By some estimates, 30 to 35 percent of all cancers are related to environmental factors. Of those factors, diet is considered one of the most significant.

And although studies are frequently reported that suggest one type of food may increase or decrease your risk of cancer or other diseases, the truth, said Dr. John Milner, chief of the DCP Nutritional Sciences Research Group, is that those risks are going to vary from person to person.

A graphic illustration of the interaction between bioactive food components, related fields of research, and different genetic and cellular elements. "Not all people respond identically to anything, whether it's food or drugs or exercise," Dr. Milner said.
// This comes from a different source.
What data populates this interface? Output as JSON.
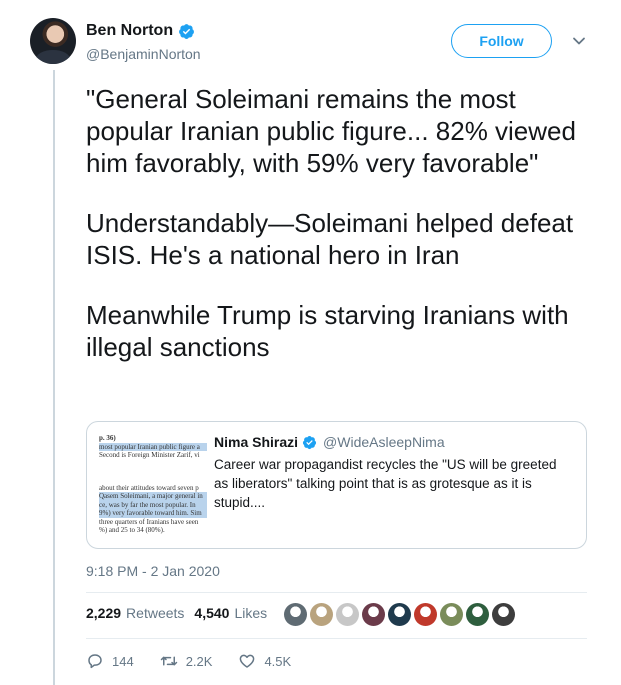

For a long time, researchers have been attempting to help unravel how and why these different responses occur. Some of the research supported by Dr. Milner's group at NCI is focused on better understanding the impact of dietary components - both essential nutrients like calcium or selenium, and nonessential nutrients like flavonoids and n-3 fatty acids - on things like gene expression, often called nutrigenomics. But nutrition, he stressed, also has an impact on proteomics and metabolomics.

Using advanced technologies like microarrays and RNA interference, researchers are identifying the molecular sites of action of certain bioactive food components and teasing out how these nutrients influence processes such as carcinogen metabolism, inflammatory response, and DNA repair.

Dr. Milner pointed to the example of studies demonstrating that omega fatty acids, such as those found in abundance in certain types of fish, may inhibit the HER2 receptor, the same protein targeted by trastuzumab (Herceptin) that is linked to a particularly aggressive form of breast cancer.

But underlying this line of research, he continued, is the need to account for the differences between individuals that influence their response to the more than 25,000 bioactive food components in the diet.

"We have consistently seen a lot of variability in the response to different dietary components, and that's linked to a number of things," said Dr. Milner. "It's the number of interactions with those components and their interactions with the genes of the individual. There's also the influence of the duration and the timing of exposure. What we're trying to do is define the circumstances when dietary interventions can minimize cancer risk and change tumor behaviors."